Held in its first years across a small stream near Holland’s Pilgrim Home Cemetery, the Pull has taken place across the Black River since 1910. This year, however, Lake Michigan — to which the Black River is connected via Lake Macatawa — is about two feet above average, resulting in high water on the river affecting the competition site and also impeding access via the low-lying terrain that must be crossed to reach the southern bank.

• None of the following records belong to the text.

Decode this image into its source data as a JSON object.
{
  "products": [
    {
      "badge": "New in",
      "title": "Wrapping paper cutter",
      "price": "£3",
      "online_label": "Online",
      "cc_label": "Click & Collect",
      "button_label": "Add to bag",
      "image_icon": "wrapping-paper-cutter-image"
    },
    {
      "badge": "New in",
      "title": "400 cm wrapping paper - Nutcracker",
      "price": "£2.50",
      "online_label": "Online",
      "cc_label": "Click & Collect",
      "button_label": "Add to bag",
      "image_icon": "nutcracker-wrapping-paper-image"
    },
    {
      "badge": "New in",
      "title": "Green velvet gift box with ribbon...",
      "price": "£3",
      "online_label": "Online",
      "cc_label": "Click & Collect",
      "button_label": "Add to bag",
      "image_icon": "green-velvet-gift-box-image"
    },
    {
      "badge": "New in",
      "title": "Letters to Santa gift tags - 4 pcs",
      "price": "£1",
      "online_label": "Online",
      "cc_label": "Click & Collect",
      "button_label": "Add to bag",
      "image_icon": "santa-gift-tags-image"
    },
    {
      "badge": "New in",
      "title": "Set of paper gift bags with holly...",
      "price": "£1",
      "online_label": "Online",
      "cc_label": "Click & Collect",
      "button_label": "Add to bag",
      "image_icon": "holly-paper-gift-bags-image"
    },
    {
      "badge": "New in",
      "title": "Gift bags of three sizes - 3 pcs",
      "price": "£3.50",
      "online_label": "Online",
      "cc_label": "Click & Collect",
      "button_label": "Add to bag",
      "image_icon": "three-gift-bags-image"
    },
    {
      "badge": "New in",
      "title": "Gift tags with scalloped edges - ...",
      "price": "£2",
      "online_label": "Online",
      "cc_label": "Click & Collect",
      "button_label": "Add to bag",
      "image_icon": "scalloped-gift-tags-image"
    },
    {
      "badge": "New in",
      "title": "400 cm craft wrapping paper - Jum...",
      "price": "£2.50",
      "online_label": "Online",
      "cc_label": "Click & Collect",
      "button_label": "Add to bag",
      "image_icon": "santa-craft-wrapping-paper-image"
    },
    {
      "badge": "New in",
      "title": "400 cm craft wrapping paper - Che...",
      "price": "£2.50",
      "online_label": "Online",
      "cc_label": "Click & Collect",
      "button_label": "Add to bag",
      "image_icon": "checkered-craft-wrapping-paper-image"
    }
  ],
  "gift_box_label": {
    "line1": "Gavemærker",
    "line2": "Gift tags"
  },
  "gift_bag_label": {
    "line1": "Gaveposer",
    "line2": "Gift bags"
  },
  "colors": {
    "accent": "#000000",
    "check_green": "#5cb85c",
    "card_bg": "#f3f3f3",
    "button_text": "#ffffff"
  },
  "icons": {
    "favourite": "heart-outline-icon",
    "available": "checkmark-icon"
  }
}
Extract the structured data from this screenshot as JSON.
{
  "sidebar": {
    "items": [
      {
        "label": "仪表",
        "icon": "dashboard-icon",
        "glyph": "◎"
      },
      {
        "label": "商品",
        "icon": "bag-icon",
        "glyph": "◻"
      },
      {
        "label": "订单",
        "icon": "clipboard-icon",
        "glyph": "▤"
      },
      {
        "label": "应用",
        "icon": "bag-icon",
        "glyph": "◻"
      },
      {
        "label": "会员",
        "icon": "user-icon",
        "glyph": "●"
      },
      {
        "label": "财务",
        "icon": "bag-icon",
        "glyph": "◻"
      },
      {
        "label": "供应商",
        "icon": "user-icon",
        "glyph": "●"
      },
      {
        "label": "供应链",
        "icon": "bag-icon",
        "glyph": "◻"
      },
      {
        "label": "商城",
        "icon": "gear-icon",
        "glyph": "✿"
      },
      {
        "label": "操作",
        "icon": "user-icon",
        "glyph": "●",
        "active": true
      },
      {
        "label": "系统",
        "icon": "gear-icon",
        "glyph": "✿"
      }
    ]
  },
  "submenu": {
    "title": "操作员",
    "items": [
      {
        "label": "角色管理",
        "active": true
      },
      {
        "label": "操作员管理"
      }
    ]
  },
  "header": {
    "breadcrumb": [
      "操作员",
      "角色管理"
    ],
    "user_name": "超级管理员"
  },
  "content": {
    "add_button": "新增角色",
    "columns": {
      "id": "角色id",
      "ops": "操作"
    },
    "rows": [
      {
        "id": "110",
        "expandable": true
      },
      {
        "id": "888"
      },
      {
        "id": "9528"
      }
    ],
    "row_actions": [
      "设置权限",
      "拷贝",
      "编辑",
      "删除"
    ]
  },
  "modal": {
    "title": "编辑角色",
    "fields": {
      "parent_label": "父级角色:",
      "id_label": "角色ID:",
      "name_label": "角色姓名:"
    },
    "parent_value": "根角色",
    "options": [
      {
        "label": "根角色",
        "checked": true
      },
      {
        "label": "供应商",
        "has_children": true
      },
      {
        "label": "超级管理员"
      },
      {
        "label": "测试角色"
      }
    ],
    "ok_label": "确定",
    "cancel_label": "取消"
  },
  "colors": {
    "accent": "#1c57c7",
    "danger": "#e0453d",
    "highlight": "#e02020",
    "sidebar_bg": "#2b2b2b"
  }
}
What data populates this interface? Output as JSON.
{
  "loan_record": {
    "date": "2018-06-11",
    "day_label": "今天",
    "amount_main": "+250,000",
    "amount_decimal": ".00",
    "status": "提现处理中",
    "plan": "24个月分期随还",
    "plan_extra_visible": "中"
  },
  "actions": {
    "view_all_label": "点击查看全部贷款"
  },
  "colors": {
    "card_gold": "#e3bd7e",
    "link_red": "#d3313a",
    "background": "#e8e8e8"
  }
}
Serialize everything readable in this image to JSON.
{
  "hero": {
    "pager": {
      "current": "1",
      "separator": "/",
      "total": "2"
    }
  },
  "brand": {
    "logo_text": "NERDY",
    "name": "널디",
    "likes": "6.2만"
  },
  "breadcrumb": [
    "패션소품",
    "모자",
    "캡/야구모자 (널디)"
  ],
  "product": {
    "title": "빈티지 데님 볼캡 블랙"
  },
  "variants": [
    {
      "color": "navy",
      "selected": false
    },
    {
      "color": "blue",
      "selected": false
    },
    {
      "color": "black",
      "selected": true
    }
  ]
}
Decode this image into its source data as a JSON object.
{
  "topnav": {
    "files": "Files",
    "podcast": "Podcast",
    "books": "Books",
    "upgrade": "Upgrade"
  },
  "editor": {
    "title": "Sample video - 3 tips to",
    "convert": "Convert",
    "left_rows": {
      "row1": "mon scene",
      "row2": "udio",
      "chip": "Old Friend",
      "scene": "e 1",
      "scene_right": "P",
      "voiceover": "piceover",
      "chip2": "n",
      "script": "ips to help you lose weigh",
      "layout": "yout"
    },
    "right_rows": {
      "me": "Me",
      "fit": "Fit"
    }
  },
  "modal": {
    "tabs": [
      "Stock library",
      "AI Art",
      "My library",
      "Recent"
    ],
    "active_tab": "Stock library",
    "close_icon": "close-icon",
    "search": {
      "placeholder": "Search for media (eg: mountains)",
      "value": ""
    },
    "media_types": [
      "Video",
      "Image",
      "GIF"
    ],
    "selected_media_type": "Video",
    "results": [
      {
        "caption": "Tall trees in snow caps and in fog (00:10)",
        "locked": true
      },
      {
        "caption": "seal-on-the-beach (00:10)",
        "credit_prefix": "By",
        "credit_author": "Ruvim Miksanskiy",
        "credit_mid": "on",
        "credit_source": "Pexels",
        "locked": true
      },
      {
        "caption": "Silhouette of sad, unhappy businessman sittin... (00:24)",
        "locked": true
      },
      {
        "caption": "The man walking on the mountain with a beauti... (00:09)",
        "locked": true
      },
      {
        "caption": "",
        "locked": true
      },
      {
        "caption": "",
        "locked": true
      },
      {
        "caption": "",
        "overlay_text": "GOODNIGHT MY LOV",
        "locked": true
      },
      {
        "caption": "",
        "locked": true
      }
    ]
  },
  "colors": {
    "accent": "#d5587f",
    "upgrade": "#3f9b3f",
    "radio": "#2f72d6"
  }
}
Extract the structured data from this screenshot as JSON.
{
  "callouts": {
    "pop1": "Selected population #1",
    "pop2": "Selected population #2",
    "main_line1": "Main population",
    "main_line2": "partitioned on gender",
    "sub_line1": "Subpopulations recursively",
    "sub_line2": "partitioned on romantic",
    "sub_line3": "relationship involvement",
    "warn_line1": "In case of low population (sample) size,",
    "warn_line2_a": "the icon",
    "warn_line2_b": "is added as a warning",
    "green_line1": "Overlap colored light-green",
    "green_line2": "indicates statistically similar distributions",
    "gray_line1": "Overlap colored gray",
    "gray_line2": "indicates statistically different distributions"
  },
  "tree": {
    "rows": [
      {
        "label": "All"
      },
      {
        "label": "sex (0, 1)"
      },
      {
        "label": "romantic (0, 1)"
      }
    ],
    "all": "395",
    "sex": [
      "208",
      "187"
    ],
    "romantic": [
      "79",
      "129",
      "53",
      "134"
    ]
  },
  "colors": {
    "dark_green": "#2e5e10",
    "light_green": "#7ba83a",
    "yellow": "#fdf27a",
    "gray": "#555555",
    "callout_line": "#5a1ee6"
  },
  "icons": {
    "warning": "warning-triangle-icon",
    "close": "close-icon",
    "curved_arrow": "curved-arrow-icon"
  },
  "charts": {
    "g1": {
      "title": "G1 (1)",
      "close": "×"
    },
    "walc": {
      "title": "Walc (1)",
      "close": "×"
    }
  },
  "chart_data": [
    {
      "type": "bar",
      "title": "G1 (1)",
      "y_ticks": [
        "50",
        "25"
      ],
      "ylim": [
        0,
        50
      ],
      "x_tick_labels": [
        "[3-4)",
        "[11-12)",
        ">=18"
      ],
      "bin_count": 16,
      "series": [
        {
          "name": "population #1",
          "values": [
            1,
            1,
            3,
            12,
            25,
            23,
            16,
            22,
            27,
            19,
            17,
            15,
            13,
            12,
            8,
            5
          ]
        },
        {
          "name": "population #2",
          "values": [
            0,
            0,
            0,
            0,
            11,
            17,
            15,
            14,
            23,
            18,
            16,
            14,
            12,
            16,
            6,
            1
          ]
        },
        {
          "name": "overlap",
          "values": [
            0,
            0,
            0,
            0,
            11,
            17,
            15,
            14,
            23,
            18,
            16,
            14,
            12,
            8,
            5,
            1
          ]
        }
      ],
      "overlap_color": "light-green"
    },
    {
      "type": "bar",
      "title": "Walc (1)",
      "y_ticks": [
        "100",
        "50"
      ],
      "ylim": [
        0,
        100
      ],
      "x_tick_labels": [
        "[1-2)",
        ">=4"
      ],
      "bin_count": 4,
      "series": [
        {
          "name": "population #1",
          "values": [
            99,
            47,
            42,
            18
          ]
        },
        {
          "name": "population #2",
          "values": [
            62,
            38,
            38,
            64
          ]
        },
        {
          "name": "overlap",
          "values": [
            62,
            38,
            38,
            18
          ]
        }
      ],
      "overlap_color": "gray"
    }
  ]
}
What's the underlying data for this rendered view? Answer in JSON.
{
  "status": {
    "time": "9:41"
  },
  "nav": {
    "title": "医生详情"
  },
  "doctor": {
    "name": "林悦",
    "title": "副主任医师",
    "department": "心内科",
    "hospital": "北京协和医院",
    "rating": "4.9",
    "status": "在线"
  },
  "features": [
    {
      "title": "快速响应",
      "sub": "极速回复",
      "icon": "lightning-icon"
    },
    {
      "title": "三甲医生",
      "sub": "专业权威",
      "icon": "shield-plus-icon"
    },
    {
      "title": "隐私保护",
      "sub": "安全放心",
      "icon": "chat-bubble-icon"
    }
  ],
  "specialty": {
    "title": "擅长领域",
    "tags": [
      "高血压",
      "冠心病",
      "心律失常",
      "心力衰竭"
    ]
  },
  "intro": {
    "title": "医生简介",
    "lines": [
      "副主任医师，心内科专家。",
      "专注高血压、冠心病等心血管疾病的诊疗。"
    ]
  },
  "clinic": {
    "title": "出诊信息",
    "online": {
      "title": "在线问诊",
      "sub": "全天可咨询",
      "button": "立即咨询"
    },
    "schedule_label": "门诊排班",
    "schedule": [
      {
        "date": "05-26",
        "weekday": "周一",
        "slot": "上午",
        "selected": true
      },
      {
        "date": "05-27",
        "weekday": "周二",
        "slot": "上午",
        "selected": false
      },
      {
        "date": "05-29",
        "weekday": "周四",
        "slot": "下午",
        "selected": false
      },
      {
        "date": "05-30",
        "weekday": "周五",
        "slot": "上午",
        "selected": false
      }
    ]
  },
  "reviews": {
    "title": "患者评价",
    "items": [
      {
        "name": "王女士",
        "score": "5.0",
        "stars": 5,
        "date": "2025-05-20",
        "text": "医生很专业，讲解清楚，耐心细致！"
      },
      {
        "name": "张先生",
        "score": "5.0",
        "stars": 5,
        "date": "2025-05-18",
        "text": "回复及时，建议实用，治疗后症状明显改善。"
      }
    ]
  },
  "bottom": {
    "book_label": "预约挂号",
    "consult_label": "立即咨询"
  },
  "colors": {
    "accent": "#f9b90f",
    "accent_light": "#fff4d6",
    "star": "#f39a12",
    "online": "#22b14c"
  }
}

Given the long history of the Black River location, the decision to move the Pull was not made lightly, explained the event’s staff adviser, Dr. Richard Frost, who is vice president for student development and dean of students, and he and the student organizers met several times to discuss the challenges and options before they decided on the change. The clincher was on Monday evening, when the students tested the conditions at the site by digging some of the shallow pits in which the participants lie for up to three hours during the contest — and found that they filled with water.
“The students agonized over this,” Frost said. “They’re dedicated to the Pull and its traditions, and take their role as stewards of the event very seriously.”
“But they’re also mindful of the safety of the participants,” he said. “They did everything they could, but in the end they said, ‘There’s no choice.’”
Frost noted that access to the southern side of the river has also been a concern because of the increased size of a stream running through the area that has normally been made relatively crossable by a temporary bridge of pallets and boards.
“Reaching that side has always been challenging because of the stream,” Frost said. “This year’s high water levels would make it almost impossible for participants, audience members or safety personnel to get to the site.”
Frost also stressed that this year’s move is meant to be temporary. “We have every intention of going back to the Black River,” he said.
As has long been tradition, the participants will be vying from opposing ends of a rope stretching hundreds of yards. While the new site doesn’t include a water barrier, Frost noted that the college will create a division of some sort between the teams.
Each Pull team has the same number of members, with up to 18 students apiece on the rope as “pullers” with an equivalent total acting as guides and morale boosters, or “moralers.” With the freshmen having recruited a smaller team than the maximum, there will be 12 pullers on each side this year.
The freshmen are coached by the junior class while the sophomores are instructed by the seniors. The coaching arrangement also leads to a rivalry between the even-year and odd-year classes.
It is generally believed that the Pull was first held in 1898. There have been four cancelations since 1909: three during the world wars (1918, 1943 and 1944), and one because of a campus-wide flu epidemic (1957). There is no record of the contests from 1899 through 1908.
In 1977, the Pull set a record for length and uniqueness. The freshmen and sophomores tugged for three hours and 51 minutes before judges called a tie due to darkness. In contrast, the shortest Pull lasted two minutes and 40 seconds in 1956.
New rules were implemented in 1978, following the 1977 marathon, limiting the event’s duration to the three-hour maximum known today. The rules now allow the judges to determine the winning class by measuring the amount of rope pulled from the other team if one team has not claimed all of the rope within the three hours.
The sophomore Class of 2021 team won last year’s Pull, which was held on Saturday, Sept. 29, 2018. Through the years, the sophomores and even-year classes have held the edge in the win-loss column. Since 1909, the sophomores have taken 70 contests to the freshman class’s 32; the even-year/odd-year split for the same period is 56 to 46.
This year’s Pull is the second long-running Hope event to be relocated because of high water levels near the Black River and the season’s rain. The 54th annual Hope-Holland Community Day picnic on Saturday, Sept. 14, was originally scheduled to take place at Windmill Island Gardens but moved to campus because of standing water at the picnic site.